## [ASSIGNMENT]
Reproduce the records without their pictures, keeping every word as it is.
-- GIVEN INFORMATION follows --
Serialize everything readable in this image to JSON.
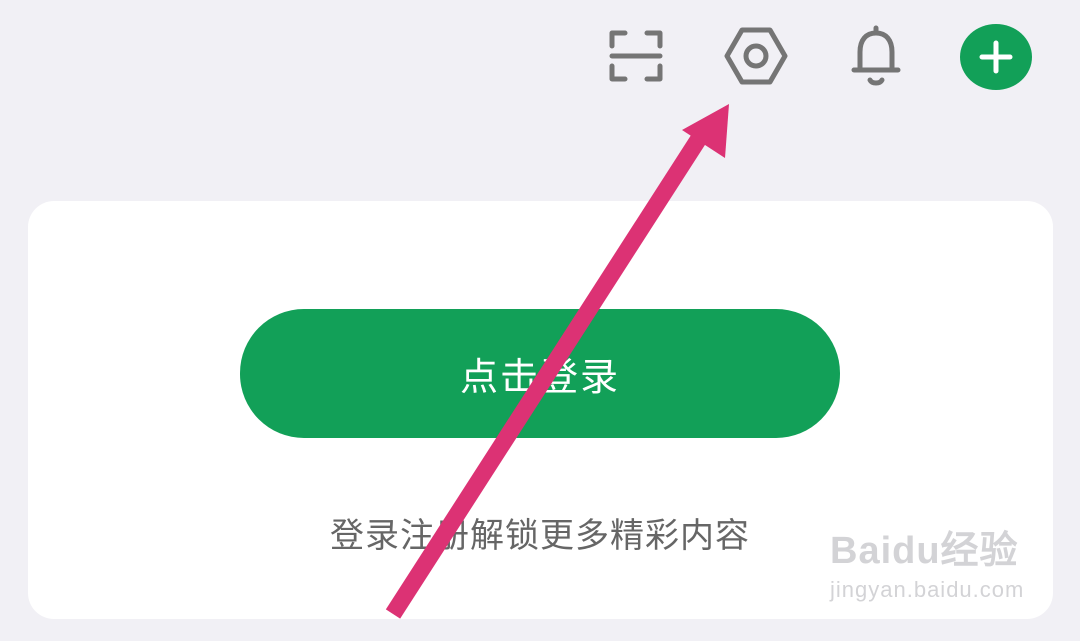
{
  "topbar": {
    "icons": [
      {
        "name": "scan-icon"
      },
      {
        "name": "settings-icon"
      },
      {
        "name": "notifications-bell-icon"
      },
      {
        "name": "add-plus-icon"
      }
    ],
    "colors": {
      "icon_gray": "#757575",
      "accent_green": "#12a058"
    }
  },
  "main": {
    "login_button_label": "点击登录",
    "hint_text": "登录注册解锁更多精彩内容"
  },
  "overlay": {
    "arrow_color": "#dc3274"
  },
  "watermark": {
    "brand": "Baidu经验",
    "url": "jingyan.baidu.com"
  }
}
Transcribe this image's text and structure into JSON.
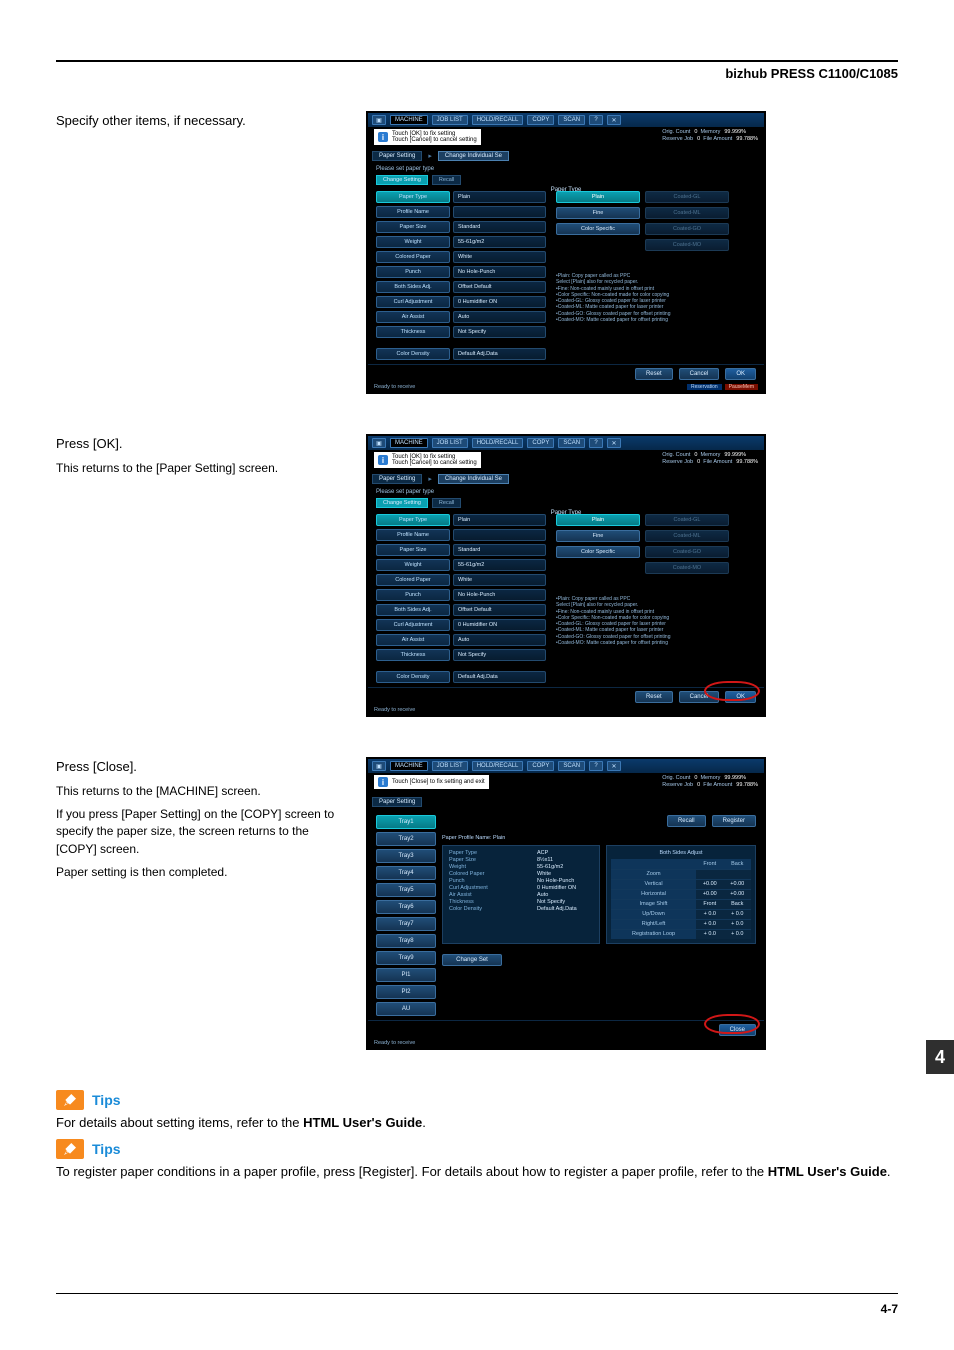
{
  "header": {
    "model": "bizhub PRESS C1100/C1085"
  },
  "steps": {
    "s1": {
      "lead": "Specify other items, if necessary."
    },
    "s2": {
      "lead": "Press [OK].",
      "sub1": "This returns to the [Paper Setting] screen."
    },
    "s3": {
      "lead": "Press [Close].",
      "sub1": "This returns to the [MACHINE] screen.",
      "sub2": "If you press [Paper Setting] on the [COPY] screen to specify the paper size, the screen returns to the [COPY] screen.",
      "sub3": "Paper setting is then completed."
    }
  },
  "shot": {
    "topbar": {
      "machine": "MACHINE",
      "joblist": "JOB LIST",
      "recall": "HOLD/RECALL",
      "copy": "COPY",
      "scan": "SCAN",
      "help": "?",
      "close": "✕"
    },
    "msg1": "Touch [OK] to fix setting\nTouch [Cancel] to cancel setting",
    "msg3": "Touch [Close] to fix setting and exit",
    "status": {
      "l1k": "Orig. Count",
      "l1v": "0",
      "l2k": "Reserve Job",
      "l2v": "0",
      "r1k": "Memory",
      "r1v": "99.999%",
      "r2k": "File Amount",
      "r2v": "99.788%"
    },
    "crumb1": "Paper Setting",
    "crumb2": "Change Individual Se",
    "subhdr": "Please set paper type",
    "subtab1": "Change Setting",
    "subtab2": "Recall",
    "sectitle": "Paper Type",
    "left": {
      "type": {
        "k": "Paper Type",
        "v": "Plain"
      },
      "profile": {
        "k": "Profile Name",
        "v": ""
      },
      "size": {
        "k": "Paper Size",
        "v": "Standard"
      },
      "weight": {
        "k": "Weight",
        "v": "55-61g/m2"
      },
      "colored": {
        "k": "Colored Paper",
        "v": "White"
      },
      "punch": {
        "k": "Punch",
        "v": "No Hole-Punch"
      },
      "both": {
        "k": "Both Sides Adj.",
        "v": "Offset Default"
      },
      "curl": {
        "k": "Curl Adjustment",
        "v": "0  Humidifier ON"
      },
      "air": {
        "k": "Air Assist",
        "v": "Auto"
      },
      "thick": {
        "k": "Thickness",
        "v": "Not Specify"
      },
      "color": {
        "k": "Color Density",
        "v": "Default Adj.Data"
      }
    },
    "right": {
      "plain": "Plain",
      "fine": "Fine",
      "colorspec": "Color Specific",
      "gl": "Coated-GL",
      "ml": "Coated-ML",
      "go": "Coated-GO",
      "mo": "Coated-MO"
    },
    "notes": "•Plain: Copy paper called as PPC\n Select [Plain] also for recycled paper.\n•Fine: Non-coated mainly used in offset print\n•Color Specific: Non-coated made for color copying\n•Coated-GL: Glossy coated paper for laser printer\n•Coated-ML: Matte coated paper for laser printer\n•Coated-GO: Glossy coated paper for offset printing\n•Coated-MO: Matte coated paper for offset printing",
    "foot": {
      "reset": "Reset",
      "cancel": "Cancel",
      "ok": "OK",
      "close": "Close"
    },
    "statusbar": {
      "left": "Ready to receive",
      "tag1": "Reservation",
      "tag2": "PauseMem"
    }
  },
  "shot3": {
    "trays": [
      "Tray1",
      "Tray2",
      "Tray3",
      "Tray4",
      "Tray5",
      "Tray6",
      "Tray7",
      "Tray8",
      "Tray9",
      "PI1",
      "PI2",
      "AU"
    ],
    "hdr": "Paper Profile Name: Plain",
    "details": [
      [
        "Paper Type",
        "ACP"
      ],
      [
        "Paper Size",
        "8½x11"
      ],
      [
        "Weight",
        "55-61g/m2"
      ],
      [
        "Colored Paper",
        "White"
      ],
      [
        "Punch",
        "No Hole-Punch"
      ],
      [
        "Curl Adjustment",
        "0  Humidifier ON"
      ],
      [
        "Air Assist",
        "Auto"
      ],
      [
        "Thickness",
        "Not Specify"
      ],
      [
        "Color Density",
        "Default Adj.Data"
      ]
    ],
    "adj": {
      "title": "Both Sides Adjust",
      "cols": [
        "",
        "Front",
        "Back"
      ],
      "rows": [
        [
          "Zoom",
          "",
          " ",
          " "
        ],
        [
          "Vertical",
          "+0.00",
          "+0.00"
        ],
        [
          "Horizontal",
          "+0.00",
          "+0.00"
        ],
        [
          "Image Shift",
          "Front",
          "Back"
        ],
        [
          "Up/Down",
          "+ 0.0",
          "+ 0.0"
        ],
        [
          "Right/Left",
          "+ 0.0",
          "+ 0.0"
        ],
        [
          "Registration Loop",
          "+ 0.0",
          "+ 0.0"
        ]
      ]
    },
    "recall": "Recall",
    "register": "Register",
    "changeset": "Change Set"
  },
  "tips": {
    "label": "Tips",
    "t1a": "For details about setting items, refer to the ",
    "t1b": "HTML User's Guide",
    "t1c": ".",
    "t2a": "To register paper conditions in a paper profile, press [Register]. For details about how to register a paper profile, refer to the ",
    "t2b": "HTML User's Guide",
    "t2c": "."
  },
  "chapter": "4",
  "pageno": "4-7"
}
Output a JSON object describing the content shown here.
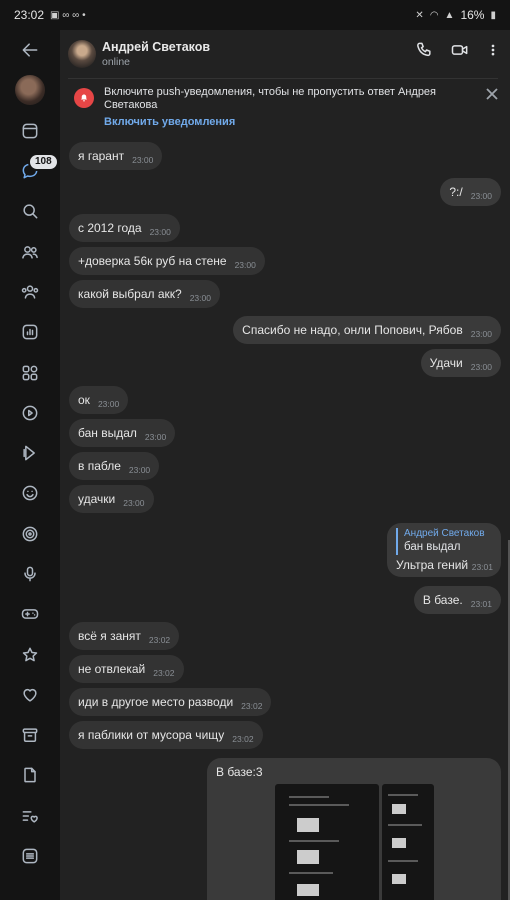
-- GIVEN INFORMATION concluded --
## [RESULT OF THIS EXERCISE]
Serialize everything readable in this image to JSON.
{
  "topbar": {
    "icons": [
      {
        "name": "scan-icon"
      },
      {
        "name": "settings-icon"
      },
      {
        "name": "notifications-bell-icon"
      },
      {
        "name": "add-plus-icon"
      }
    ],
    "colors": {
      "icon_gray": "#757575",
      "accent_green": "#12a058"
    }
  },
  "main": {
    "login_button_label": "点击登录",
    "hint_text": "登录注册解锁更多精彩内容"
  },
  "overlay": {
    "arrow_color": "#dc3274"
  },
  "watermark": {
    "brand": "Baidu经验",
    "url": "jingyan.baidu.com"
  }
}
Transcribe this image's text and structure into JSON.
{
  "header": {
    "model": "bizhub PRESS C1100/C1085"
  },
  "steps": {
    "s1": {
      "lead": "Specify other items, if necessary."
    },
    "s2": {
      "lead": "Press [OK].",
      "sub1": "This returns to the [Paper Setting] screen."
    },
    "s3": {
      "lead": "Press [Close].",
      "sub1": "This returns to the [MACHINE] screen.",
      "sub2": "If you press [Paper Setting] on the [COPY] screen to specify the paper size, the screen returns to the [COPY] screen.",
      "sub3": "Paper setting is then completed."
    }
  },
  "shot": {
    "topbar": {
      "machine": "MACHINE",
      "joblist": "JOB LIST",
      "recall": "HOLD/RECALL",
      "copy": "COPY",
      "scan": "SCAN",
      "help": "?",
      "close": "✕"
    },
    "msg1": "Touch [OK] to fix setting\nTouch [Cancel] to cancel setting",
    "msg3": "Touch [Close] to fix setting and exit",
    "status": {
      "l1k": "Orig. Count",
      "l1v": "0",
      "l2k": "Reserve Job",
      "l2v": "0",
      "r1k": "Memory",
      "r1v": "99.999%",
      "r2k": "File Amount",
      "r2v": "99.788%"
    },
    "crumb1": "Paper Setting",
    "crumb2": "Change Individual Se",
    "subhdr": "Please set paper type",
    "subtab1": "Change Setting",
    "subtab2": "Recall",
    "sectitle": "Paper Type",
    "left": {
      "type": {
        "k": "Paper Type",
        "v": "Plain"
      },
      "profile": {
        "k": "Profile Name",
        "v": ""
      },
      "size": {
        "k": "Paper Size",
        "v": "Standard"
      },
      "weight": {
        "k": "Weight",
        "v": "55-61g/m2"
      },
      "colored": {
        "k": "Colored Paper",
        "v": "White"
      },
      "punch": {
        "k": "Punch",
        "v": "No Hole-Punch"
      },
      "both": {
        "k": "Both Sides Adj.",
        "v": "Offset Default"
      },
      "curl": {
        "k": "Curl Adjustment",
        "v": "0  Humidifier ON"
      },
      "air": {
        "k": "Air Assist",
        "v": "Auto"
      },
      "thick": {
        "k": "Thickness",
        "v": "Not Specify"
      },
      "color": {
        "k": "Color Density",
        "v": "Default Adj.Data"
      }
    },
    "right": {
      "plain": "Plain",
      "fine": "Fine",
      "colorspec": "Color Specific",
      "gl": "Coated-GL",
      "ml": "Coated-ML",
      "go": "Coated-GO",
      "mo": "Coated-MO"
    },
    "notes": "•Plain: Copy paper called as PPC\n Select [Plain] also for recycled paper.\n•Fine: Non-coated mainly used in offset print\n•Color Specific: Non-coated made for color copying\n•Coated-GL: Glossy coated paper for laser printer\n•Coated-ML: Matte coated paper for laser printer\n•Coated-GO: Glossy coated paper for offset printing\n•Coated-MO: Matte coated paper for offset printing",
    "foot": {
      "reset": "Reset",
      "cancel": "Cancel",
      "ok": "OK",
      "close": "Close"
    },
    "statusbar": {
      "left": "Ready to receive",
      "tag1": "Reservation",
      "tag2": "PauseMem"
    }
  },
  "shot3": {
    "trays": [
      "Tray1",
      "Tray2",
      "Tray3",
      "Tray4",
      "Tray5",
      "Tray6",
      "Tray7",
      "Tray8",
      "Tray9",
      "PI1",
      "PI2",
      "AU"
    ],
    "hdr": "Paper Profile Name: Plain",
    "details": [
      [
        "Paper Type",
        "ACP"
      ],
      [
        "Paper Size",
        "8½x11"
      ],
      [
        "Weight",
        "55-61g/m2"
      ],
      [
        "Colored Paper",
        "White"
      ],
      [
        "Punch",
        "No Hole-Punch"
      ],
      [
        "Curl Adjustment",
        "0  Humidifier ON"
      ],
      [
        "Air Assist",
        "Auto"
      ],
      [
        "Thickness",
        "Not Specify"
      ],
      [
        "Color Density",
        "Default Adj.Data"
      ]
    ],
    "adj": {
      "title": "Both Sides Adjust",
      "cols": [
        "",
        "Front",
        "Back"
      ],
      "rows": [
        [
          "Zoom",
          "",
          " ",
          " "
        ],
        [
          "Vertical",
          "+0.00",
          "+0.00"
        ],
        [
          "Horizontal",
          "+0.00",
          "+0.00"
        ],
        [
          "Image Shift",
          "Front",
          "Back"
        ],
        [
          "Up/Down",
          "+ 0.0",
          "+ 0.0"
        ],
        [
          "Right/Left",
          "+ 0.0",
          "+ 0.0"
        ],
        [
          "Registration Loop",
          "+ 0.0",
          "+ 0.0"
        ]
      ]
    },
    "recall": "Recall",
    "register": "Register",
    "changeset": "Change Set"
  },
  "tips": {
    "label": "Tips",
    "t1a": "For details about setting items, refer to the ",
    "t1b": "HTML User's Guide",
    "t1c": ".",
    "t2a": "To register paper conditions in a paper profile, press [Register]. For details about how to register a paper profile, refer to the ",
    "t2b": "HTML User's Guide",
    "t2c": "."
  },
  "chapter": "4",
  "pageno": "4-7"
}
Output a JSON object describing the content shown here.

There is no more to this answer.